Barry’s Bootcamp is a workout, a brand and a buzz word for the wave of fitness fanaticism that’s sweeping across from the US to Europe. Courier meets CEO Joey Gonzalez.
3 Oct 2016
Barry Jay devised an intense workout inside a gym that attracted a small but fast-growing local following. It led to the formation of Barry’s Bootcamp, with outposts opening across the US and more recently Norway and London, taking the total to 24 locations. It uses Jay’s original mix of treadmills, free weights, resistance bands and medicine balls to form what remains a brutal workout.
Joey Gonzalez was an actor in his mid twenties when he first came across Barry’s and became something of a superfan; first becoming an instructor, then rising through the corporate side. He was recently appointed CEO on the back of private equity firm North Castle taking a majority share in Barry’s in July last year, with reports valuing it at a $100m (£75m). North Castle is a specialist investor in the health and fitness sector which, notably, led the growth of the high-end Equinox gym business from nine to 40 sites and 100,000 members across America.
Gonzalez is now looking to grow the company with new locations, food and healthy shakes, clothing and a digital platform.
Barry’s seems as much a cultural phenomenon as a commercial juggernaut. Is that fair?
The interesting thing about Barry’s is that having been around for 18 years and been a sort of playground for the celebrities, the brand is much bigger than the business, so people are often shocked to hear we only have 24 locations and a good amount of those have only opened in the past 18 months.
How on earth did you end up in Bergen, Norway?
We knew a couple who ran a gym there and were just obsessed with Barry’s. We’ve always had organic growth and never raised a dollar. That year was a milestone because we really proved the concept was not only scaleable but translated into another city. New York and LA are very different but to go into another culture as with Bergen, we knew we had something big.
Why do you think Barry’s got the momentum it has?
Barry’s was always known for its efficacy. It was a workout and still is a workout and the results are what drives it. It’s definitely not the easiest option out there but it works the best.
There seem to be a surge of new entrants in boutique fitness. What do you think of that?

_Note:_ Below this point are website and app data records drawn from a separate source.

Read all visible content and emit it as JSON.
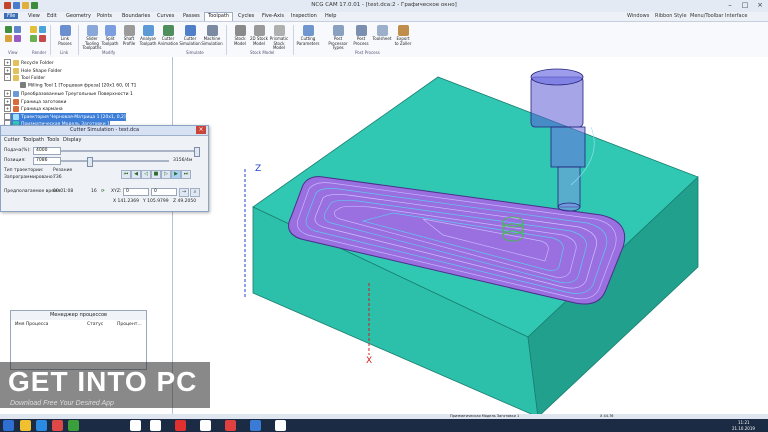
{
  "window": {
    "title": "NCG CAM 17.0.01 - [test.dca:2 - Графическое окно]"
  },
  "menu": {
    "tabs": [
      "File",
      "View",
      "Edit",
      "Geometry",
      "Points",
      "Boundaries",
      "Curves",
      "Passes",
      "Toolpath",
      "Cycles",
      "Five-Axis",
      "Inspection",
      "Help"
    ],
    "active": "Toolpath",
    "right": [
      "Windows",
      "Ribbon Style",
      "Menu/Toolbar Interface"
    ]
  },
  "ribbon": {
    "buttons": [
      {
        "label": "Link\nPasses",
        "icon": "link-passes-icon"
      },
      {
        "label": "Slider\nTooling Toolpaths",
        "icon": "slider-icon"
      },
      {
        "label": "Split\nToolpath",
        "icon": "split-icon"
      },
      {
        "label": "Shaft\nProfile",
        "icon": "shaft-icon"
      },
      {
        "label": "Analyse\nToolpath",
        "icon": "analyse-icon"
      },
      {
        "label": "Cutter\nAnimation",
        "icon": "cutter-animation-icon"
      },
      {
        "label": "Cutter\nSimulation",
        "icon": "cutter-simulation-icon"
      },
      {
        "label": "Machine\nSimulation",
        "icon": "machine-simulation-icon"
      },
      {
        "label": "Stock\nModel",
        "icon": "stock-model-icon"
      },
      {
        "label": "2D Stock\nModel",
        "icon": "stock-2d-icon"
      },
      {
        "label": "Prismatic\nStock Model",
        "icon": "prismatic-icon"
      },
      {
        "label": "Cutting\nParameters",
        "icon": "cutting-params-icon"
      },
      {
        "label": "Post Processor\nTypes",
        "icon": "post-types-icon"
      },
      {
        "label": "Post\nProcess",
        "icon": "post-process-icon"
      },
      {
        "label": "Toolsheet",
        "icon": "toolsheet-icon"
      },
      {
        "label": "Export\nto Zoller",
        "icon": "export-zoller-icon"
      }
    ],
    "groups": [
      "View",
      "Render",
      "Link",
      "Modify",
      "Simulate",
      "Stock Model",
      "Post Process"
    ]
  },
  "tree": {
    "items": [
      {
        "label": "Recycle Folder",
        "sel": false
      },
      {
        "label": "Hole Shape Folder",
        "sel": false
      },
      {
        "label": "Tool Folder",
        "sel": false
      },
      {
        "label": "Milling Tool 1 [Торцевая фреза] [20x1 60, 0] T1",
        "sel": false
      },
      {
        "label": "Преобразованные Треугольные Поверхности 1",
        "sel": false
      },
      {
        "label": "Граница заготовки",
        "sel": false
      },
      {
        "label": "Граница кармана",
        "sel": false
      },
      {
        "label": "Траектория Черновая-Матрица 1 [20x1, 0,2]",
        "sel": true
      },
      {
        "label": "Призматическая Модель Заготовки 1",
        "sel": true
      }
    ]
  },
  "sim": {
    "title": "Cutter Simulation - test.dca",
    "menu": [
      "Cutter",
      "Toolpath",
      "Tools",
      "Display"
    ],
    "feed_label": "Подача(%):",
    "feed_value": "4000",
    "pos_label": "Позиция:",
    "pos_value": "7086",
    "pos_total": "3156/4м",
    "type_label": "Тип траектории:",
    "type_value": "Резание",
    "lines_label": "Запрограммировано:",
    "lines_value": "736",
    "time_label": "Предполагаемое время:",
    "time_value": "00:01:08",
    "time_num": "16",
    "xyz_label": "XYZ:",
    "xyz_in1": "0",
    "xyz_in2": "0",
    "coords": [
      "X 141.2369",
      "Y 105.9799",
      "Z 49.2050"
    ]
  },
  "proc": {
    "title": "Менеджер процессов",
    "headers": [
      "Имя Процесса",
      "Статус",
      "Процент..."
    ]
  },
  "axes": {
    "z": "Z",
    "x": "X"
  },
  "watermark": {
    "title": "GET INTO PC",
    "subtitle": "Download Free Your Desired App"
  },
  "statusbar": {
    "text": "Призматическая Модель Заготовки 1",
    "right": "X 44.76"
  },
  "taskbar": {
    "time": "11:21",
    "date": "21.10.2019"
  },
  "colors": {
    "stock": "#2ec7b2",
    "stock_side": "#26a896",
    "tool": "#5b5bd6",
    "toolpath": "#8a4fd8",
    "accent": "#3d7fd8"
  }
}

Barry’s was started by a man who had an idea and innovated. There are so many boutique fitness companies now that are started by people who got their MBA and see this really amazing market and they ‘really love fitness’. That’s great and I’m not judging it by any means but Barry’s is a real story about a real man who taught in a big box gym and broke the rules. Our business story is a real story about a guy who had an amazing idea. What I see now, and this is true in lots of industries, is people copying [other people’s stories].
It was a big year for the business last year with the sale to North Castle. What has that meant?
This industry’s growing really fast and, even though we’ve enjoyed slow growth, it’s time to kick into high-growth mode, particularly because of how many copycats we’re seeing – being first to market is really meaningful.
We’re hoping to grow to about 50 units in the US over the next five years, which sounds like a lot but is actually not. Compare that to SoulCycle, which plans to open 300 locations in the US over the next few years. We’re really focused on dense, urban areas. I just hired a head of international development because the level of inquiries we’ve had outside the US have been as many as domestically. We’re looking mostly at the joint venture model there; we really believe it’s important for your boots on the ground to have skin in the game.
How hard do you anticipate it will be to manage quality and your identity as you scale?
That’s my number one challenge. I’ve really focused on systematising the instructor training. We’ve expanded our training manual to three times its original size; the programme is longer now. To me that’s where our real trade secrets are buried.
Are there any other developments going on that you think are interesting?
In the future people may build physical spaces and bring in [third-party specialist] offerings digitally. They might build their own studio and an entertainment package and broadcast it. They’ll do the same thing with other operators such as Psycle and Pilates Bootcamp. They haven’t launched yet but I know they are in the works because we’ve been approached by some of them.
What’s hardest for you: getting property, trainers or customers?
Real estate is a major challenge for us, in terms of competing for consumers and competing for trainers we’re very blessed. The biggest difficulty is how inflated the commercial real-estate market has become. It’s just so expensive and prohibitive now so you really have to find a landlord who believes in your business. Internationally, the usage requirements can be tough; I’ve noticed that the older a city, the more ridiculous and antiquated its laws are.
Typically, how long does it take for an investment in a new studio to break even?
I think margins in boutique fitness are pretty healthy so breaking even happens fairly quickly. We look at a successful studio as one that pays back its investment within three years. In a very successful studio, it’s possible in less than a year.
This story is taken from Courier Oct/Nov 2016.